Levy Izhak Rosenbaum pleaded guilty in federal court in Trenton to brokering three illegal kidney transplants for New Jersey-based customers in exchange for payments of $120,000 or more. He also pleaded guilty to one count of conspiracy to broker an illegal kidney sale.
Each of the four counts carries a maximum five-year prison sentence plus a fine of up to $250,000. Rosenbaum also agreed to forfeit $420,000 in real or personal property that was derived from the illegal kidney sales.
Prosecutors say Rosenbaum would buy organs from vulnerable people in Israel for $10,000 and sell them to desperate patients.
Rosenbaum, 60, of Brooklyn, was arrested in July 2009 in New Jersey's largest ever corruption sting. Though he was one of more than 40 people arrested, including politicians and rabbis in New Jersey and Brooklyn, and was not a rabbi himself, the image of rabbis illegally selling kidneys garnered international headlines and made its way into the routines of late-night comedians for weeks afterward.
ating them as portable organ farms that you mine for the rich, not only compromises their health, it degrades their basic human dignity."
Under 1984 federal law, it is illegal for anyone to knowingly buy or sell organs for transplant. The practice is illegal just about everywhere else in the world, too.

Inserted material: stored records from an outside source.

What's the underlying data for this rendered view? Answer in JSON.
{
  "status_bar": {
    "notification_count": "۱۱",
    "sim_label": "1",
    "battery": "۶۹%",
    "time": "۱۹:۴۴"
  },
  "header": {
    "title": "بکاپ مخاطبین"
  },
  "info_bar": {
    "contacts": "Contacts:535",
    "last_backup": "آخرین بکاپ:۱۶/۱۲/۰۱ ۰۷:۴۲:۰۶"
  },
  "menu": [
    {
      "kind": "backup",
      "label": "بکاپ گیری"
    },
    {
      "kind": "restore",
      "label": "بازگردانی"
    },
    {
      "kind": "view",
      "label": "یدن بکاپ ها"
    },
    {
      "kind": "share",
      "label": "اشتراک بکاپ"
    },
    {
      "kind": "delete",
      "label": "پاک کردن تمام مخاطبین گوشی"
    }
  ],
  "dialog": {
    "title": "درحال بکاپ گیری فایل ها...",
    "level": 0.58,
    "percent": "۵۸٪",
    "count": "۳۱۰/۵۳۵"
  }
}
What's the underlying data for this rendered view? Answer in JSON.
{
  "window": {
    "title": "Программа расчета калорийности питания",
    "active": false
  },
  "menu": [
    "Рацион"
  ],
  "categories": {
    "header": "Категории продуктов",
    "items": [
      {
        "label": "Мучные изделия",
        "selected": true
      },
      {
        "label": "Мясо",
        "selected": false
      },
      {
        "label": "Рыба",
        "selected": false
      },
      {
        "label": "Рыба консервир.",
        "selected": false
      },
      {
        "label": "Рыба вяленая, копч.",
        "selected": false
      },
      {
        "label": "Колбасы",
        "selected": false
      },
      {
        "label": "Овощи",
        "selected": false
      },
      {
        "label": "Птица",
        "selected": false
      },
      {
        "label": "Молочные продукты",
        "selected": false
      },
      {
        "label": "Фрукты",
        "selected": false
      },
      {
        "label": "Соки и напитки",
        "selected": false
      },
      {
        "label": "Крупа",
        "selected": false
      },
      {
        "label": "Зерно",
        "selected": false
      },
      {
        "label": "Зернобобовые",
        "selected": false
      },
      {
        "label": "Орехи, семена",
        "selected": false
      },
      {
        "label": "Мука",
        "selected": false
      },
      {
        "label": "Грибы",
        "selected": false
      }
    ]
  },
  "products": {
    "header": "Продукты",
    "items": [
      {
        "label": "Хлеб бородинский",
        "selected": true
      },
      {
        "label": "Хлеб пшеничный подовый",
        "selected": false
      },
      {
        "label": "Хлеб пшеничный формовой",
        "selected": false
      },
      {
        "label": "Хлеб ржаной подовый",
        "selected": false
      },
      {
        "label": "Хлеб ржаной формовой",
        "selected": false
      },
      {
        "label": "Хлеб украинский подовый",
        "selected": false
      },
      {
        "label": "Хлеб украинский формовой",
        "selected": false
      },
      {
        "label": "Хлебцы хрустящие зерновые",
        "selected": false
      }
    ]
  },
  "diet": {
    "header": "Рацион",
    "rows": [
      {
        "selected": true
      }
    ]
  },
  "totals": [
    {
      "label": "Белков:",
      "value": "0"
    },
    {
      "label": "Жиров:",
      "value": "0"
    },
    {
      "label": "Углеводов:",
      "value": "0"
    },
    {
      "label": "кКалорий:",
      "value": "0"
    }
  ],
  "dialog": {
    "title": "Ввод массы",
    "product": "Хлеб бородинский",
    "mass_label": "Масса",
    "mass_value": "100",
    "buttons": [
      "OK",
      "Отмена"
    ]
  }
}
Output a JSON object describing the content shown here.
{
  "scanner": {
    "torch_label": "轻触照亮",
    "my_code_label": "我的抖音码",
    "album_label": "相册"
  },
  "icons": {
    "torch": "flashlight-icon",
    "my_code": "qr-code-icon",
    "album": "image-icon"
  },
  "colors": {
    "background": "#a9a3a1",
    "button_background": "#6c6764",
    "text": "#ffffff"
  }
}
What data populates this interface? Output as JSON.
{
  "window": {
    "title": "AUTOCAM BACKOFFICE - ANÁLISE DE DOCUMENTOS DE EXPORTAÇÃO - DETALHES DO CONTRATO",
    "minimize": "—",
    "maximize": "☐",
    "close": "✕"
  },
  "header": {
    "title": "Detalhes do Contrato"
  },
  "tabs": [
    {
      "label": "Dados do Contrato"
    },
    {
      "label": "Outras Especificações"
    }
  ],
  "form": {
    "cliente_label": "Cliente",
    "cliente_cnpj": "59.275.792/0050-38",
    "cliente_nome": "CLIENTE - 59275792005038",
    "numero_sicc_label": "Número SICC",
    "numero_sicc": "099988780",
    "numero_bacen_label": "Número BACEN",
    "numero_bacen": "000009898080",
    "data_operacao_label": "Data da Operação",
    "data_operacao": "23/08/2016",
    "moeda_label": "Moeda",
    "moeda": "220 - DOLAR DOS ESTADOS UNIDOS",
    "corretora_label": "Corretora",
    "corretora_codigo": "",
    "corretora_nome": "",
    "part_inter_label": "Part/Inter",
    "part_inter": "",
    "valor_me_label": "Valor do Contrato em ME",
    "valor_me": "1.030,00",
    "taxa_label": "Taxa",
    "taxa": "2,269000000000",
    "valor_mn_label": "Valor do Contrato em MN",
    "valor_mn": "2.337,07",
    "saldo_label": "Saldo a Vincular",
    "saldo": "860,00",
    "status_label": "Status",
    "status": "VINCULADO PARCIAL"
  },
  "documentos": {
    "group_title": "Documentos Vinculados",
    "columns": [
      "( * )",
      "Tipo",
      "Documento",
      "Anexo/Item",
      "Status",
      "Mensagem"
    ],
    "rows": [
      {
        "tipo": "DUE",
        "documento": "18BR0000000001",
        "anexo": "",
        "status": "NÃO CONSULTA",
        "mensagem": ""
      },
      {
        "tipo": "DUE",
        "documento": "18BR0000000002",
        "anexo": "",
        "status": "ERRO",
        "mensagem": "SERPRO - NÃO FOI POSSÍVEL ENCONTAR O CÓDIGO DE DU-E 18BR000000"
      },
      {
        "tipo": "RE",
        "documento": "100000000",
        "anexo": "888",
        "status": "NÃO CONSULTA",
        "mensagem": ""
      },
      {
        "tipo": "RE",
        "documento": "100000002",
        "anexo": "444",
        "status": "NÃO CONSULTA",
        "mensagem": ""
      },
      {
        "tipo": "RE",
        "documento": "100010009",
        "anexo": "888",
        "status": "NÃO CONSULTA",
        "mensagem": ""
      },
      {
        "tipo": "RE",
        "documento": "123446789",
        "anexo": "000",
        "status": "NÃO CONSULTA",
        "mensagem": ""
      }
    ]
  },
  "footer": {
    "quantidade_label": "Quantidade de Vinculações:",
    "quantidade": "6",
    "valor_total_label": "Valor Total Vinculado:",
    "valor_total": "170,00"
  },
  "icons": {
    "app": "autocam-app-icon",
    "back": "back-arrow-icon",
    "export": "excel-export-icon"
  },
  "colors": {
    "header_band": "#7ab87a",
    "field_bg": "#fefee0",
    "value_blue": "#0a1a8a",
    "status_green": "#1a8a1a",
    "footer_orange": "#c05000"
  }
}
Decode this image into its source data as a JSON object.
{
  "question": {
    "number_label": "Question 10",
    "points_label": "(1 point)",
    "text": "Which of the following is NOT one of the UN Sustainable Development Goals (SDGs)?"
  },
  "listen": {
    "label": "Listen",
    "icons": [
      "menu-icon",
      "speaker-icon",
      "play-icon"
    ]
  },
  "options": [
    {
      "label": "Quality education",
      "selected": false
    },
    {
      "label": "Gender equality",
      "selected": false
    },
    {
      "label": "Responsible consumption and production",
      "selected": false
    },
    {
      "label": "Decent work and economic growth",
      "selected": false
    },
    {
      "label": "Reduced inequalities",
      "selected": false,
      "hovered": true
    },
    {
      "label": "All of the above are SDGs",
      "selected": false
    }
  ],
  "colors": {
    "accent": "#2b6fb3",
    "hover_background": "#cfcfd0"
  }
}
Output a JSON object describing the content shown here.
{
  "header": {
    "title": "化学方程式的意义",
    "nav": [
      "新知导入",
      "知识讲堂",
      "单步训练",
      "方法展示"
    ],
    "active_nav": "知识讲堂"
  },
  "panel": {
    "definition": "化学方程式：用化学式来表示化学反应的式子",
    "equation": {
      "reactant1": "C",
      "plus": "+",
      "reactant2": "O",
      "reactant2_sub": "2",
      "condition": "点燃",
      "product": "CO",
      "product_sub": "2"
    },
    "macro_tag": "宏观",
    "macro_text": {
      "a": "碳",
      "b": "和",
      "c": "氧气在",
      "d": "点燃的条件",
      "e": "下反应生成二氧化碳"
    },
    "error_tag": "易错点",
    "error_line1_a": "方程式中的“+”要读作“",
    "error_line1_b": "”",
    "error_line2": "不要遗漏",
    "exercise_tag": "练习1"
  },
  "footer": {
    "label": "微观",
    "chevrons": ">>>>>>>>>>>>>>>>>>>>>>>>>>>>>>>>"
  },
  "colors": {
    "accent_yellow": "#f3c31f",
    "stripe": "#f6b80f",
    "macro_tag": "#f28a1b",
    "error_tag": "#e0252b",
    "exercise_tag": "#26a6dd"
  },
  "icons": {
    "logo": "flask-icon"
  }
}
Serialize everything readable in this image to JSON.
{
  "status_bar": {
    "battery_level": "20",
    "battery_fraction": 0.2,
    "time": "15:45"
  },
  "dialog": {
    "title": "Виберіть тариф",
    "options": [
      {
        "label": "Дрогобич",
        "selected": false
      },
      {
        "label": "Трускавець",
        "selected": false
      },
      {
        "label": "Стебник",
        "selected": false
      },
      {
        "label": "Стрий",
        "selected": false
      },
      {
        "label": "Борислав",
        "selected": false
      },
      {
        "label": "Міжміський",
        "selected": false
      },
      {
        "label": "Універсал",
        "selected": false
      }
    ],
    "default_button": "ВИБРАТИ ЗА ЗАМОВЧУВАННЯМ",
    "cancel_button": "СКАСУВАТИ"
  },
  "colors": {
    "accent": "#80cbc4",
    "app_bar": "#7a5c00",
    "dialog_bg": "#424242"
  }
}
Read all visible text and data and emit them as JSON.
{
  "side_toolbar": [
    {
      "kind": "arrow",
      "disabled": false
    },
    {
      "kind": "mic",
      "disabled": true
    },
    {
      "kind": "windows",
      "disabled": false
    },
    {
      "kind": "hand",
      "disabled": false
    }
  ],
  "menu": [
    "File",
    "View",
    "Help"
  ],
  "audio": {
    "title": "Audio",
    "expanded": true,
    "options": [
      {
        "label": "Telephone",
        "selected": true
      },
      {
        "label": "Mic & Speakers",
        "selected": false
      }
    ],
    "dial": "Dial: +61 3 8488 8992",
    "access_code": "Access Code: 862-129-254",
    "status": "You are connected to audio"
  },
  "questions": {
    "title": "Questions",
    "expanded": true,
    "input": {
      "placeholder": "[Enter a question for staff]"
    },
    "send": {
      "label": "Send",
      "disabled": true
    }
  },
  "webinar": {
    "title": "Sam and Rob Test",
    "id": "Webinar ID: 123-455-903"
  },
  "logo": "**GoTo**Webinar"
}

But demand for kidneys far outstrips the supply, with 4,540 people dying in the U.S. last year while waiting for a kidney, according to the United Network for Organ Sharing. As a result, there is a thriving black market for kidneys around the world.